:: DATASET
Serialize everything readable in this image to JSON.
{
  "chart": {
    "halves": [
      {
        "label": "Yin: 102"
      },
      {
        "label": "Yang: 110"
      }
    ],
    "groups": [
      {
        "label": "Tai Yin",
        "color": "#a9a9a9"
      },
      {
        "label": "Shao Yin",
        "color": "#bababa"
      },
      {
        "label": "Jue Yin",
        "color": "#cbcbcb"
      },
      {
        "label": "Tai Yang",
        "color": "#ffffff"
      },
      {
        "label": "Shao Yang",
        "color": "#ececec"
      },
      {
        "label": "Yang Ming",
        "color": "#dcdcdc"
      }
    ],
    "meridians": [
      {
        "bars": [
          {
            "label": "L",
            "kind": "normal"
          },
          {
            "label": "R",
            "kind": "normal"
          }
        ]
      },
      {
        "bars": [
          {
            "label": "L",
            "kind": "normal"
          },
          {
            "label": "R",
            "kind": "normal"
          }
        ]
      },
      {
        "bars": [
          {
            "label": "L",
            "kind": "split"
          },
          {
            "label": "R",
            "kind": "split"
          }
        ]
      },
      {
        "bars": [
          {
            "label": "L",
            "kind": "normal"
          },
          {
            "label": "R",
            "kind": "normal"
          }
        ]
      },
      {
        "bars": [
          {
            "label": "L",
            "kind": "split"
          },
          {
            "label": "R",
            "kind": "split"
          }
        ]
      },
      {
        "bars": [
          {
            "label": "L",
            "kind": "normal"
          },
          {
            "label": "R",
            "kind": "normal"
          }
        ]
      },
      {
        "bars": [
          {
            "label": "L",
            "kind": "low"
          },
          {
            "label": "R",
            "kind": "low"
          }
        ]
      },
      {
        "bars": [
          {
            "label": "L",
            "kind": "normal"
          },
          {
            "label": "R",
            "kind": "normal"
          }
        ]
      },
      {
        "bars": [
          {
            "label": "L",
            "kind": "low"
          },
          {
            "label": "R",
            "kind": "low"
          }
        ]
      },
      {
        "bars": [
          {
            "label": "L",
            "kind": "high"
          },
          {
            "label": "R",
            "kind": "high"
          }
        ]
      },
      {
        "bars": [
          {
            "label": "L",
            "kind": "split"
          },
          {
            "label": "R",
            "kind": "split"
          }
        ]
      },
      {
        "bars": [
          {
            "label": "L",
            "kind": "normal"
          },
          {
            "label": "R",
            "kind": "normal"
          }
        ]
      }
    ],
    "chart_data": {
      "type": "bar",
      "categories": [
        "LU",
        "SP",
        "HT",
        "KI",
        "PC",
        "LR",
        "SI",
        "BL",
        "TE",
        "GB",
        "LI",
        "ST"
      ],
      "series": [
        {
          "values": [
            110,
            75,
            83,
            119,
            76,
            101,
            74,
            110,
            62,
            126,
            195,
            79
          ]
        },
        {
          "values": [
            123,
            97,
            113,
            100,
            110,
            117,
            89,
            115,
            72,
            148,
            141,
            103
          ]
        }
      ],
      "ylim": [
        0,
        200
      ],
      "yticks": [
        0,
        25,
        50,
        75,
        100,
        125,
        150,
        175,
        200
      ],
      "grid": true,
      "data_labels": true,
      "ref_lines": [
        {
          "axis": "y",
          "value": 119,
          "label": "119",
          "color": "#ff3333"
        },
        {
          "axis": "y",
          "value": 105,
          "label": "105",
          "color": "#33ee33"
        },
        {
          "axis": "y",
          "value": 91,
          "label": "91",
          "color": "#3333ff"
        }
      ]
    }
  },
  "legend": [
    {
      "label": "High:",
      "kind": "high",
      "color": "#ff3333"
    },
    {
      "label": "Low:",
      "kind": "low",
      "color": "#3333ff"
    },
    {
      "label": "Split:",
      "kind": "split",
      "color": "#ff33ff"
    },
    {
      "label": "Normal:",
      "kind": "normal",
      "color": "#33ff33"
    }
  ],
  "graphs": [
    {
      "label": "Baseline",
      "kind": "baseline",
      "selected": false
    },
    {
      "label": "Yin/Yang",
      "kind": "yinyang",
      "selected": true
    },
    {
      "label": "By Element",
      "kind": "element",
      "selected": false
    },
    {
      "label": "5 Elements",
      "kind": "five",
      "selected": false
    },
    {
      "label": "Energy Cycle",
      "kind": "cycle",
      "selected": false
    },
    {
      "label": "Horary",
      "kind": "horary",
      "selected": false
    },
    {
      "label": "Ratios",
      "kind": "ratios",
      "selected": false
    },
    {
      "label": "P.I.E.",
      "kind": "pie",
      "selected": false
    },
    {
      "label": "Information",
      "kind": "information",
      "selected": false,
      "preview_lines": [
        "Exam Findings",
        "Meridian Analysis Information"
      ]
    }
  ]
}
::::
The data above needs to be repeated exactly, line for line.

Serialize everything readable in this image to JSON.
{
  "chart": {
    "halves": [
      {
        "label": "Yin: 102"
      },
      {
        "label": "Yang: 110"
      }
    ],
    "groups": [
      {
        "label": "Tai Yin",
        "color": "#a9a9a9"
      },
      {
        "label": "Shao Yin",
        "color": "#bababa"
      },
      {
        "label": "Jue Yin",
        "color": "#cbcbcb"
      },
      {
        "label": "Tai Yang",
        "color": "#ffffff"
      },
      {
        "label": "Shao Yang",
        "color": "#ececec"
      },
      {
        "label": "Yang Ming",
        "color": "#dcdcdc"
      }
    ],
    "meridians": [
      {
        "bars": [
          {
            "label": "L",
            "kind": "normal"
          },
          {
            "label": "R",
            "kind": "normal"
          }
        ]
      },
      {
        "bars": [
          {
            "label": "L",
            "kind": "normal"
          },
          {
            "label": "R",
            "kind": "normal"
          }
        ]
      },
      {
        "bars": [
          {
            "label": "L",
            "kind": "split"
          },
          {
            "label": "R",
            "kind": "split"
          }
        ]
      },
      {
        "bars": [
          {
            "label": "L",
            "kind": "normal"
          },
          {
            "label": "R",
            "kind": "normal"
          }
        ]
      },
      {
        "bars": [
          {
            "label": "L",
            "kind": "split"
          },
          {
            "label": "R",
            "kind": "split"
          }
        ]
      },
      {
        "bars": [
          {
            "label": "L",
            "kind": "normal"
          },
          {
            "label": "R",
            "kind": "normal"
          }
        ]
      },
      {
        "bars": [
          {
            "label": "L",
            "kind": "low"
          },
          {
            "label": "R",
            "kind": "low"
          }
        ]
      },
      {
        "bars": [
          {
            "label": "L",
            "kind": "normal"
          },
          {
            "label": "R",
            "kind": "normal"
          }
        ]
      },
      {
        "bars": [
          {
            "label": "L",
            "kind": "low"
          },
          {
            "label": "R",
            "kind": "low"
          }
        ]
      },
      {
        "bars": [
          {
            "label": "L",
            "kind": "high"
          },
          {
            "label": "R",
            "kind": "high"
          }
        ]
      },
      {
        "bars": [
          {
            "label": "L",
            "kind": "split"
          },
          {
            "label": "R",
            "kind": "split"
          }
        ]
      },
      {
        "bars": [
          {
            "label": "L",
            "kind": "normal"
          },
          {
            "label": "R",
            "kind": "normal"
          }
        ]
      }
    ],
    "chart_data": {
      "type": "bar",
      "categories": [
        "LU",
        "SP",
        "HT",
        "KI",
        "PC",
        "LR",
        "SI",
        "BL",
        "TE",
        "GB",
        "LI",
        "ST"
      ],
      "series": [
        {
          "values": [
            110,
            75,
            83,
            119,
            76,
            101,
            74,
            110,
            62,
            126,
            195,
            79
          ]
        },
        {
          "values": [
            123,
            97,
            113,
            100,
            110,
            117,
            89,
            115,
            72,
            148,
            141,
            103
          ]
        }
      ],
      "ylim": [
        0,
        200
      ],
      "yticks": [
        0,
        25,
        50,
        75,
        100,
        125,
        150,
        175,
        200
      ],
      "grid": true,
      "data_labels": true,
      "ref_lines": [
        {
          "axis": "y",
          "value": 119,
          "label": "119",
          "color": "#ff3333"
        },
        {
          "axis": "y",
          "value": 105,
          "label": "105",
          "color": "#33ee33"
        },
        {
          "axis": "y",
          "value": 91,
          "label": "91",
          "color": "#3333ff"
        }
      ]
    }
  },
  "legend": [
    {
      "label": "High:",
      "kind": "high",
      "color": "#ff3333"
    },
    {
      "label": "Low:",
      "kind": "low",
      "color": "#3333ff"
    },
    {
      "label": "Split:",
      "kind": "split",
      "color": "#ff33ff"
    },
    {
      "label": "Normal:",
      "kind": "normal",
      "color": "#33ff33"
    }
  ],
  "graphs": [
    {
      "label": "Baseline",
      "kind": "baseline",
      "selected": false
    },
    {
      "label": "Yin/Yang",
      "kind": "yinyang",
      "selected": true
    },
    {
      "label": "By Element",
      "kind": "element",
      "selected": false
    },
    {
      "label": "5 Elements",
      "kind": "five",
      "selected": false
    },
    {
      "label": "Energy Cycle",
      "kind": "cycle",
      "selected": false
    },
    {
      "label": "Horary",
      "kind": "horary",
      "selected": false
    },
    {
      "label": "Ratios",
      "kind": "ratios",
      "selected": false
    },
    {
      "label": "P.I.E.",
      "kind": "pie",
      "selected": false
    },
    {
      "label": "Information",
      "kind": "information",
      "selected": false,
      "preview_lines": [
        "Exam Findings",
        "Meridian Analysis Information"
      ]
    }
  ]
}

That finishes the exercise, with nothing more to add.